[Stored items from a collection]
====================
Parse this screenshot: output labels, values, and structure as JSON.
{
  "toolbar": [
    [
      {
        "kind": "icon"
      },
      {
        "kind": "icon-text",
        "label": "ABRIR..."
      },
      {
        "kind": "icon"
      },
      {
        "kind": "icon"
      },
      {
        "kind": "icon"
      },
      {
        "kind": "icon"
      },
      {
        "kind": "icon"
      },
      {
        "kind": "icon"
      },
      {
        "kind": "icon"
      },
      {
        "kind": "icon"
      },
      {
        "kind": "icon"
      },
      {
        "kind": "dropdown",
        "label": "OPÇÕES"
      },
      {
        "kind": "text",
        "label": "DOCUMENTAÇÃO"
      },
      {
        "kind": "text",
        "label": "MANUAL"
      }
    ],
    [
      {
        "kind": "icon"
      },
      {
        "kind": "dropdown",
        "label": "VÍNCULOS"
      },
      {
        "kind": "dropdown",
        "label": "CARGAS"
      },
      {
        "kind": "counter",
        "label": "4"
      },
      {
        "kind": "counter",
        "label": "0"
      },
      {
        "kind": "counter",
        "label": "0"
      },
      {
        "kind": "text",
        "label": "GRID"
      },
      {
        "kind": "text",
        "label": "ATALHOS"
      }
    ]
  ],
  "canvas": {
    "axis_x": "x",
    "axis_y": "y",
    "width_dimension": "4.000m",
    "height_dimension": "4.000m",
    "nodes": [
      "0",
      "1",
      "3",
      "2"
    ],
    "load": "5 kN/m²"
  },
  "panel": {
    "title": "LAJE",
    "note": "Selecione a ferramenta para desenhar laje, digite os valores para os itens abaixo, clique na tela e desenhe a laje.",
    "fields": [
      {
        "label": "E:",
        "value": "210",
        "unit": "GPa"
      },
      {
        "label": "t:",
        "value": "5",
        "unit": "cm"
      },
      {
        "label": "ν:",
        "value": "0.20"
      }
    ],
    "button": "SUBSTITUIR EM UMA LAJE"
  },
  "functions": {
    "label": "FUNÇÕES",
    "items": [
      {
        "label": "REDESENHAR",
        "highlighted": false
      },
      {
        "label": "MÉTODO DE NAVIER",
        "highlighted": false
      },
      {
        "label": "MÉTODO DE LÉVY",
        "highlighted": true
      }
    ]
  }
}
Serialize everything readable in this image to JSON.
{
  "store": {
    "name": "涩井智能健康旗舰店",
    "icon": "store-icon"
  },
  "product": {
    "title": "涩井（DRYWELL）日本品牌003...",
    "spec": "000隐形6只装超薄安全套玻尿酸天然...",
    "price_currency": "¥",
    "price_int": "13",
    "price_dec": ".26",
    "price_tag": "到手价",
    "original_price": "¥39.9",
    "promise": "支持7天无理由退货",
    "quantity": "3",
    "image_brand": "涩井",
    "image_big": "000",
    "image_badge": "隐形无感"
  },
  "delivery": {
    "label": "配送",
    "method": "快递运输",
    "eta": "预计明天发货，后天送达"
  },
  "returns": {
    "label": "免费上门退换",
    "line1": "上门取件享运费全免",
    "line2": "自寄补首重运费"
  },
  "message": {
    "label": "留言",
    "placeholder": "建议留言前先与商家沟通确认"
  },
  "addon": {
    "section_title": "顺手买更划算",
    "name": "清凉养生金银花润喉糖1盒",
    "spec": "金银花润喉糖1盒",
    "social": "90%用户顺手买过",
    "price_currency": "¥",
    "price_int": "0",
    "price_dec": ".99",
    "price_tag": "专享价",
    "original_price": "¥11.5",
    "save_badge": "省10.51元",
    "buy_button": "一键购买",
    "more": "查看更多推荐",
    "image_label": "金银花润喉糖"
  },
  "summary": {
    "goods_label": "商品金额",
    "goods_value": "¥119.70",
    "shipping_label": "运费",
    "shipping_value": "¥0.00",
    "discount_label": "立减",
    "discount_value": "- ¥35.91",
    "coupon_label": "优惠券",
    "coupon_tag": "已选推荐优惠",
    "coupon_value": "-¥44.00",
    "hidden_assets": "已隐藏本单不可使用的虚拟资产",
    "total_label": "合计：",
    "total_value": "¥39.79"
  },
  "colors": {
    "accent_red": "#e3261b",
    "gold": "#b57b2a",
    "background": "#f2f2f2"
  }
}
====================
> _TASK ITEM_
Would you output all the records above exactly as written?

> _TASK SOLUTION_
Parse this screenshot: output labels, values, and structure as JSON.
{
  "toolbar": [
    [
      {
        "kind": "icon"
      },
      {
        "kind": "icon-text",
        "label": "ABRIR..."
      },
      {
        "kind": "icon"
      },
      {
        "kind": "icon"
      },
      {
        "kind": "icon"
      },
      {
        "kind": "icon"
      },
      {
        "kind": "icon"
      },
      {
        "kind": "icon"
      },
      {
        "kind": "icon"
      },
      {
        "kind": "icon"
      },
      {
        "kind": "icon"
      },
      {
        "kind": "dropdown",
        "label": "OPÇÕES"
      },
      {
        "kind": "text",
        "label": "DOCUMENTAÇÃO"
      },
      {
        "kind": "text",
        "label": "MANUAL"
      }
    ],
    [
      {
        "kind": "icon"
      },
      {
        "kind": "dropdown",
        "label": "VÍNCULOS"
      },
      {
        "kind": "dropdown",
        "label": "CARGAS"
      },
      {
        "kind": "counter",
        "label": "4"
      },
      {
        "kind": "counter",
        "label": "0"
      },
      {
        "kind": "counter",
        "label": "0"
      },
      {
        "kind": "text",
        "label": "GRID"
      },
      {
        "kind": "text",
        "label": "ATALHOS"
      }
    ]
  ],
  "canvas": {
    "axis_x": "x",
    "axis_y": "y",
    "width_dimension": "4.000m",
    "height_dimension": "4.000m",
    "nodes": [
      "0",
      "1",
      "3",
      "2"
    ],
    "load": "5 kN/m²"
  },
  "panel": {
    "title": "LAJE",
    "note": "Selecione a ferramenta para desenhar laje, digite os valores para os itens abaixo, clique na tela e desenhe a laje.",
    "fields": [
      {
        "label": "E:",
        "value": "210",
        "unit": "GPa"
      },
      {
        "label": "t:",
        "value": "5",
        "unit": "cm"
      },
      {
        "label": "ν:",
        "value": "0.20"
      }
    ],
    "button": "SUBSTITUIR EM UMA LAJE"
  },
  "functions": {
    "label": "FUNÇÕES",
    "items": [
      {
        "label": "REDESENHAR",
        "highlighted": false
      },
      {
        "label": "MÉTODO DE NAVIER",
        "highlighted": false
      },
      {
        "label": "MÉTODO DE LÉVY",
        "highlighted": true
      }
    ]
  }
}
Serialize everything readable in this image to JSON.
{
  "store": {
    "name": "涩井智能健康旗舰店",
    "icon": "store-icon"
  },
  "product": {
    "title": "涩井（DRYWELL）日本品牌003...",
    "spec": "000隐形6只装超薄安全套玻尿酸天然...",
    "price_currency": "¥",
    "price_int": "13",
    "price_dec": ".26",
    "price_tag": "到手价",
    "original_price": "¥39.9",
    "promise": "支持7天无理由退货",
    "quantity": "3",
    "image_brand": "涩井",
    "image_big": "000",
    "image_badge": "隐形无感"
  },
  "delivery": {
    "label": "配送",
    "method": "快递运输",
    "eta": "预计明天发货，后天送达"
  },
  "returns": {
    "label": "免费上门退换",
    "line1": "上门取件享运费全免",
    "line2": "自寄补首重运费"
  },
  "message": {
    "label": "留言",
    "placeholder": "建议留言前先与商家沟通确认"
  },
  "addon": {
    "section_title": "顺手买更划算",
    "name": "清凉养生金银花润喉糖1盒",
    "spec": "金银花润喉糖1盒",
    "social": "90%用户顺手买过",
    "price_currency": "¥",
    "price_int": "0",
    "price_dec": ".99",
    "price_tag": "专享价",
    "original_price": "¥11.5",
    "save_badge": "省10.51元",
    "buy_button": "一键购买",
    "more": "查看更多推荐",
    "image_label": "金银花润喉糖"
  },
  "summary": {
    "goods_label": "商品金额",
    "goods_value": "¥119.70",
    "shipping_label": "运费",
    "shipping_value": "¥0.00",
    "discount_label": "立减",
    "discount_value": "- ¥35.91",
    "coupon_label": "优惠券",
    "coupon_tag": "已选推荐优惠",
    "coupon_value": "-¥44.00",
    "hidden_assets": "已隐藏本单不可使用的虚拟资产",
    "total_label": "合计：",
    "total_value": "¥39.79"
  },
  "colors": {
    "accent_red": "#e3261b",
    "gold": "#b57b2a",
    "background": "#f2f2f2"
  }
}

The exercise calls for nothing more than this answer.